WHAT TO DO:
Strip the pictures and reproduce the rest of the listing exactly.

INPUT MATERIAL:
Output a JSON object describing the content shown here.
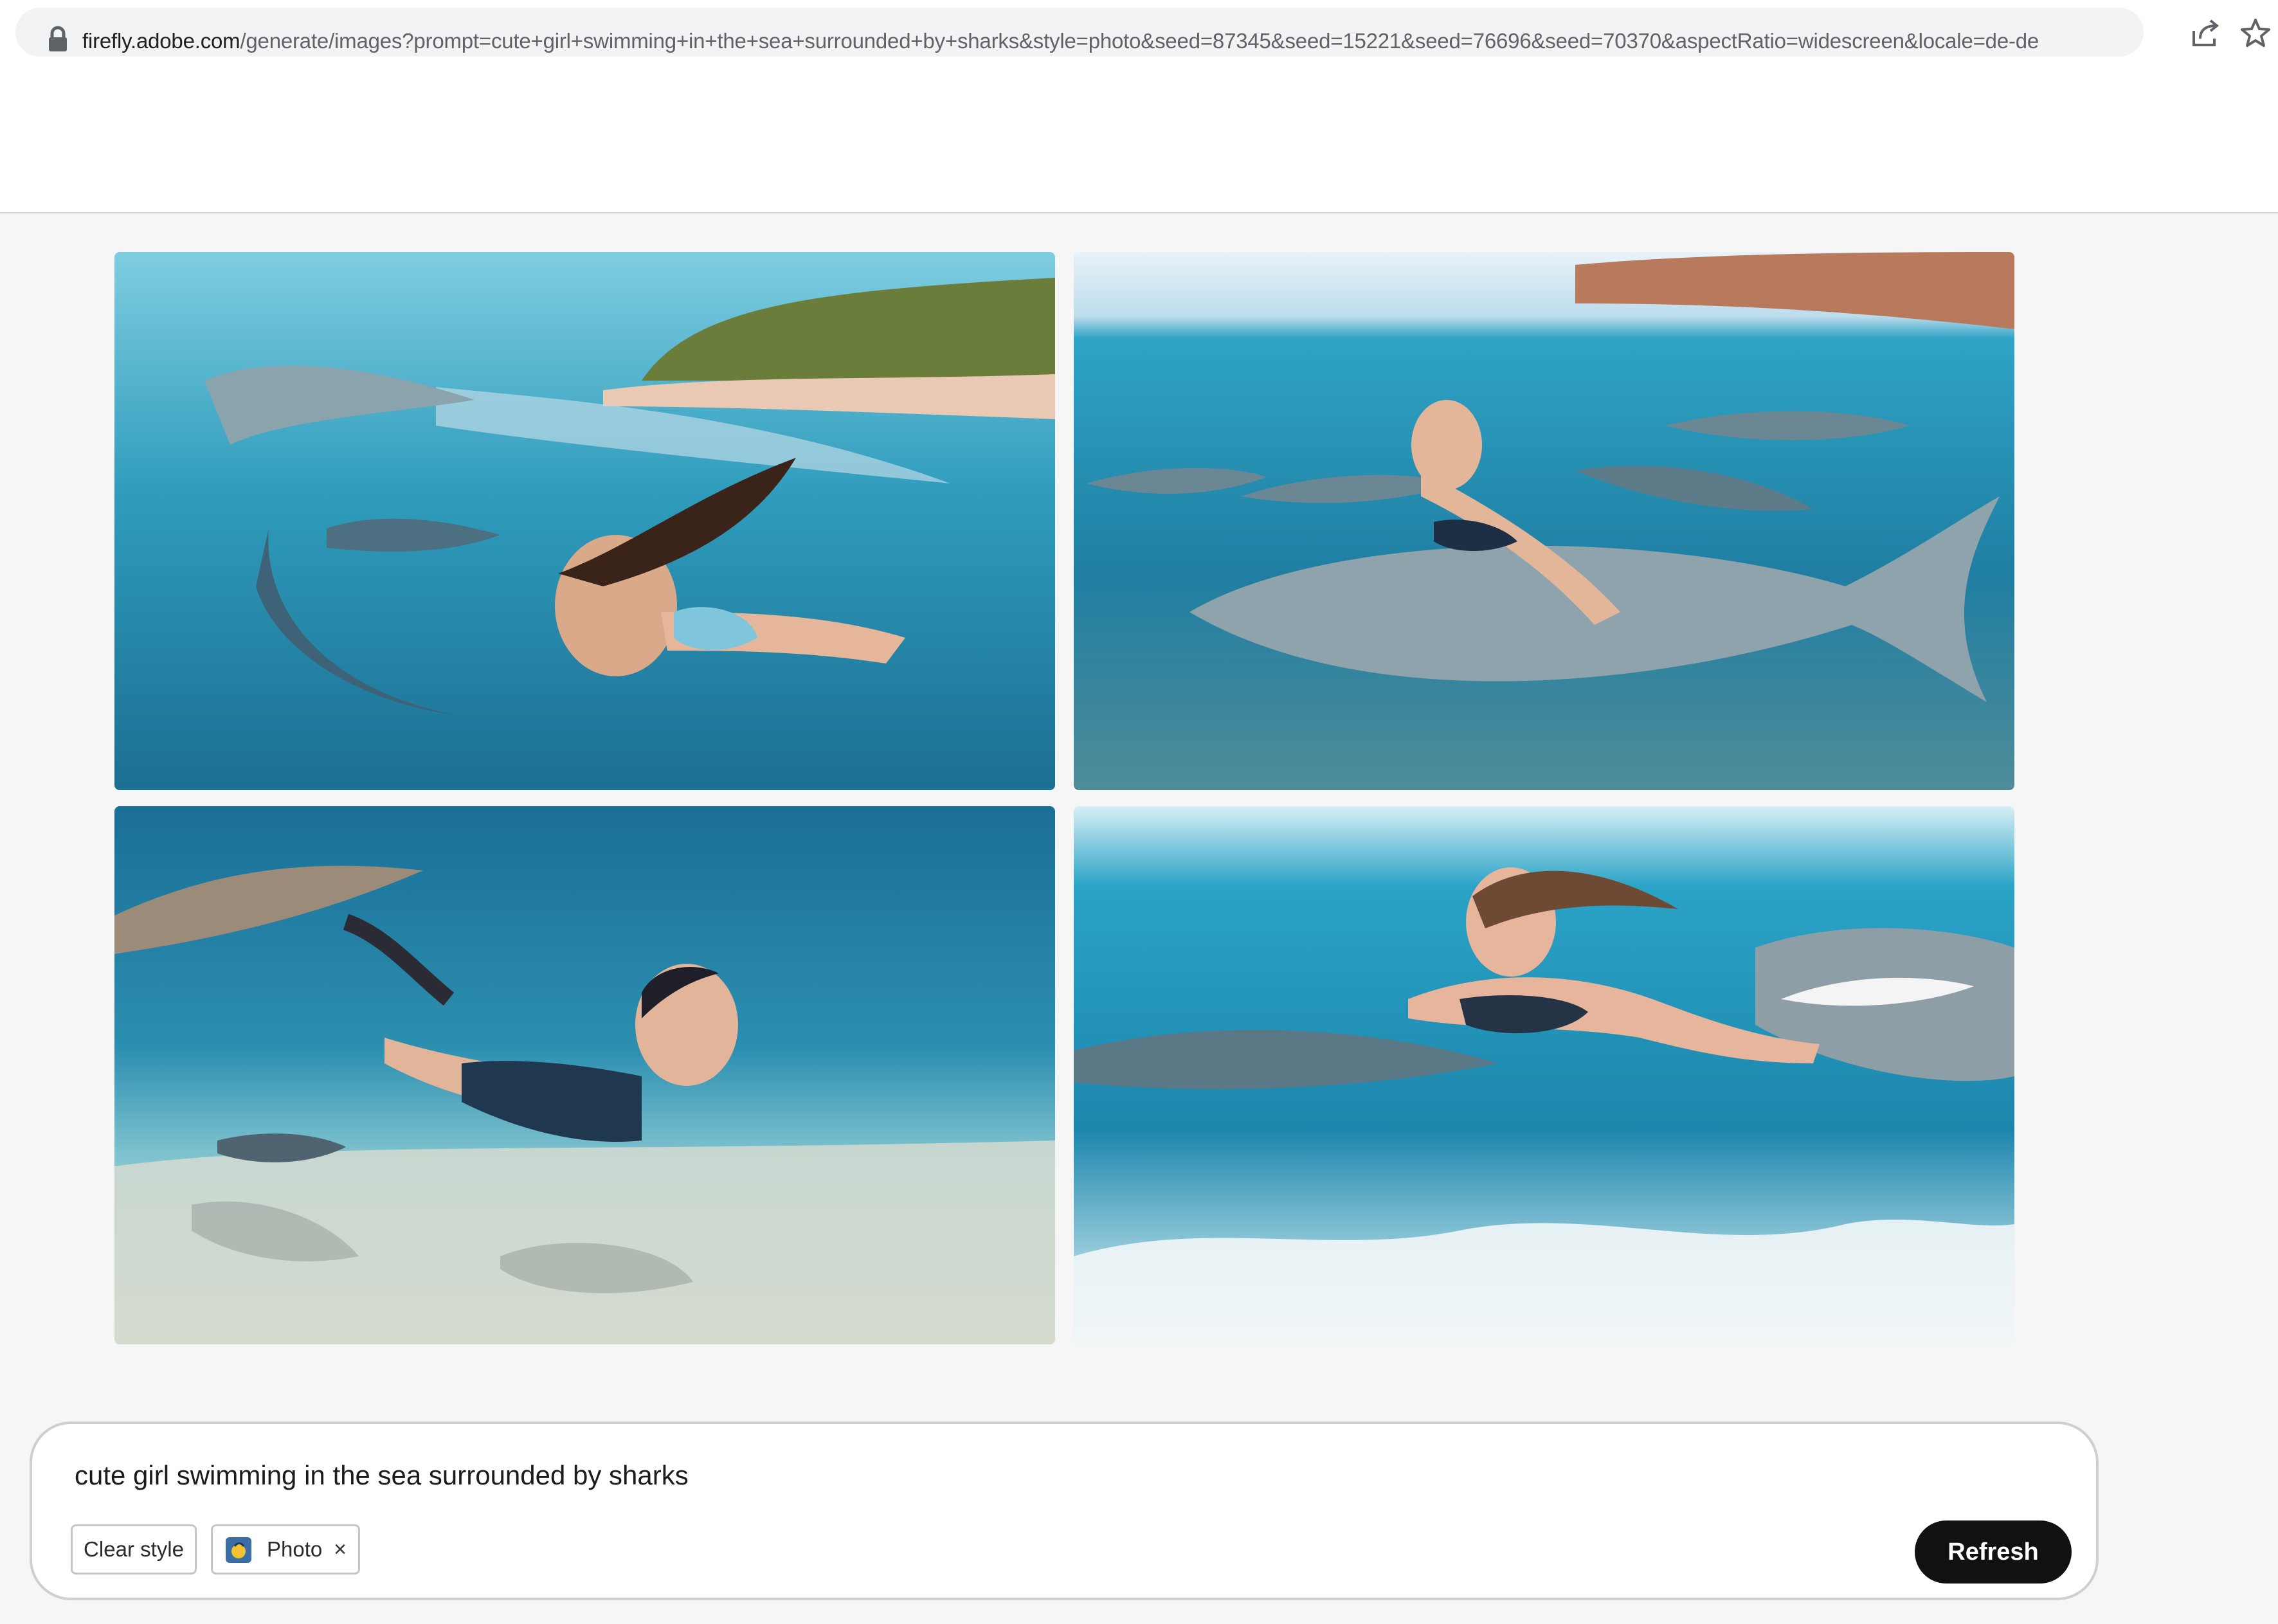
{
  "browser": {
    "url_host": "firefly.adobe.com",
    "url_path": "/generate/images?prompt=cute+girl+swimming+in+the+sea+surrounded+by+sharks&style=photo&seed=87345&seed=15221&seed=76696&seed=70370&aspectRatio=widescreen&locale=de-de",
    "icons": [
      "lock-icon",
      "share-icon",
      "bookmark-star-icon"
    ]
  },
  "gallery": {
    "images": [
      {
        "name": "generated-image-1",
        "subject": "girl swimming with sharks near shore"
      },
      {
        "name": "generated-image-2",
        "subject": "smiling woman riding large shark"
      },
      {
        "name": "generated-image-3",
        "subject": "girl swimming over sandy seabed with sharks"
      },
      {
        "name": "generated-image-4",
        "subject": "woman swimming with great white sharks"
      }
    ]
  },
  "prompt_panel": {
    "prompt": "cute girl swimming in the sea surrounded by sharks",
    "clear_style_label": "Clear style",
    "style_chip_label": "Photo",
    "style_chip_close": "×",
    "refresh_label": "Refresh"
  },
  "colors": {
    "page_bg": "#f6f6f6",
    "ocean_light": "#3fb6c8",
    "ocean_dark": "#0e5a78",
    "refresh_bg": "#111111"
  }
}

ANSWER BELOW:
Output a JSON object describing the content shown here.
{
  "browser": {
    "url_host": "firefly.adobe.com",
    "url_path": "/generate/images?prompt=cute+girl+swimming+in+the+sea+surrounded+by+sharks&style=photo&seed=87345&seed=15221&seed=76696&seed=70370&aspectRatio=widescreen&locale=de-de",
    "icons": [
      "lock-icon",
      "share-icon",
      "bookmark-star-icon"
    ]
  },
  "gallery": {
    "images": [
      {
        "name": "generated-image-1",
        "subject": "girl swimming with sharks near shore"
      },
      {
        "name": "generated-image-2",
        "subject": "smiling woman riding large shark"
      },
      {
        "name": "generated-image-3",
        "subject": "girl swimming over sandy seabed with sharks"
      },
      {
        "name": "generated-image-4",
        "subject": "woman swimming with great white sharks"
      }
    ]
  },
  "prompt_panel": {
    "prompt": "cute girl swimming in the sea surrounded by sharks",
    "clear_style_label": "Clear style",
    "style_chip_label": "Photo",
    "style_chip_close": "×",
    "refresh_label": "Refresh"
  },
  "colors": {
    "page_bg": "#f6f6f6",
    "ocean_light": "#3fb6c8",
    "ocean_dark": "#0e5a78",
    "refresh_bg": "#111111"
  }
}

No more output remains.